The Maori Gout Action Group says a myth about gout needs to be well and truly debunked if there is to be any chance of getting on top of the disease.
The rate of gout in Maori is 2.5 times higher than that of Europeans, with Maori men the worst affected.
Group chairperson Dr Karen Lindsay says the myth is that gout is caused by overeating and drinking; which is wrong.
She said Maori and Pacific people have a higher genetic risk of the disease.
Dr Lindsay said it's an imminently treatable form of arthritis, which can damage joints the more times it happens. She stresses more awareness about the disease is needed.
Dr Lindsay said untreated, it can lead to stomach ulcers and kidney failure.
A health educator says the myths around gout are prevalent not only among people in the community but also in the medical profession.
Susan Reid from Workbase said 80 percent of gout cases are caused by too much uric acid in the body.
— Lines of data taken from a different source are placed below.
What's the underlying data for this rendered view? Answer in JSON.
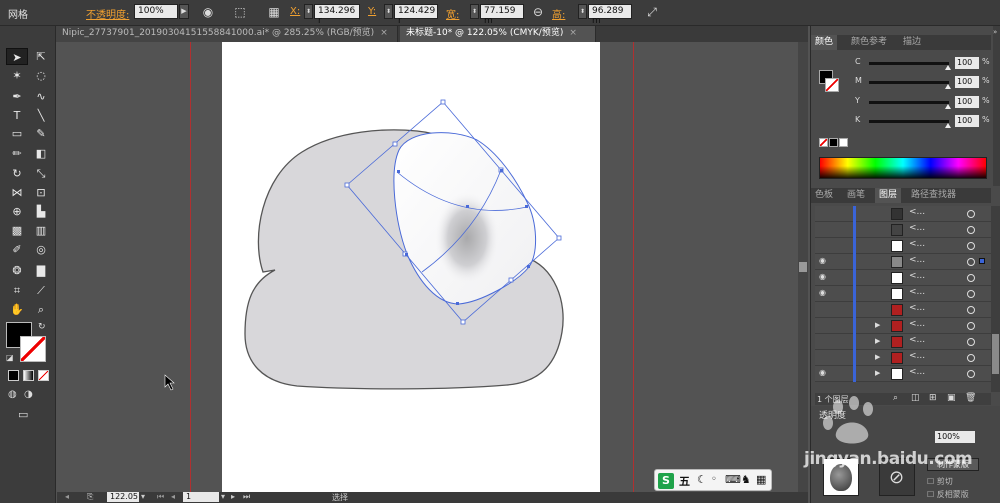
{
  "control_bar": {
    "mode_label": "网格",
    "opacity_label": "不透明度:",
    "opacity_value": "100%",
    "x_label": "X:",
    "x_value": "134.296 r",
    "y_label": "Y:",
    "y_value": "124.429 r",
    "w_label": "宽:",
    "w_value": "77.159 m",
    "h_label": "高:",
    "h_value": "96.289 m"
  },
  "tabs": [
    {
      "label": "Nipic_27737901_20190304151558841000.ai* @ 285.25% (RGB/预览)",
      "active": false
    },
    {
      "label": "未标题-10* @ 122.05% (CMYK/预览)",
      "active": true
    }
  ],
  "color_panel": {
    "tabs": [
      "颜色",
      "颜色参考",
      "描边"
    ],
    "channels": [
      {
        "name": "C",
        "value": "100"
      },
      {
        "name": "M",
        "value": "100"
      },
      {
        "name": "Y",
        "value": "100"
      },
      {
        "name": "K",
        "value": "100"
      }
    ],
    "percent": "%"
  },
  "layers_panel": {
    "tabs": [
      "色板",
      "画笔",
      "图层",
      "路径查找器"
    ],
    "rows": [
      {
        "visible": false,
        "expand": false,
        "name": "<...",
        "thumb_color": "#333333",
        "selected": false
      },
      {
        "visible": false,
        "expand": false,
        "name": "<...",
        "thumb_color": "#444444",
        "selected": false
      },
      {
        "visible": false,
        "expand": false,
        "name": "<...",
        "thumb_color": "#ffffff",
        "selected": false
      },
      {
        "visible": true,
        "expand": false,
        "name": "<...",
        "thumb_color": "#888888",
        "selected": true
      },
      {
        "visible": true,
        "expand": false,
        "name": "<...",
        "thumb_color": "#ffffff",
        "selected": false
      },
      {
        "visible": true,
        "expand": false,
        "name": "<...",
        "thumb_color": "#ffffff",
        "selected": false
      },
      {
        "visible": false,
        "expand": false,
        "name": "<...",
        "thumb_color": "#b02020",
        "selected": false
      },
      {
        "visible": false,
        "expand": true,
        "name": "<...",
        "thumb_color": "#b02020",
        "selected": false
      },
      {
        "visible": false,
        "expand": true,
        "name": "<...",
        "thumb_color": "#b02020",
        "selected": false
      },
      {
        "visible": false,
        "expand": true,
        "name": "<...",
        "thumb_color": "#b02020",
        "selected": false
      },
      {
        "visible": true,
        "expand": true,
        "name": "<...",
        "thumb_color": "#ffffff",
        "selected": false
      }
    ],
    "footer": "1 个图层"
  },
  "status": {
    "zoom": "122.05",
    "page": "1",
    "mode": "选择"
  },
  "bottom_panel": {
    "tab": "透明度",
    "opacity": "100%",
    "make_mask": "制作蒙版",
    "clip": "剪切",
    "invert": "反相蒙版"
  },
  "watermark": {
    "text": "jingyan.baidu.com"
  },
  "ime": {
    "label": "五"
  },
  "colors": {
    "accent": "#3a64d8",
    "guide": "#b03030",
    "selection": "#4a6ad8"
  }
}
She said some doctors don't understand this and keep falling back on the myth that it's caused by too much food and drink.
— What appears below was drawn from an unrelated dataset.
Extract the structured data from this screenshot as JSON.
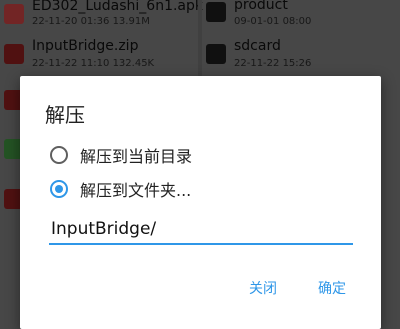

Ms Reid said the biggest problem about gout being treated in primary care - is the failure of doctors to prescribe uric acid lowering medicine and to properly monitor it.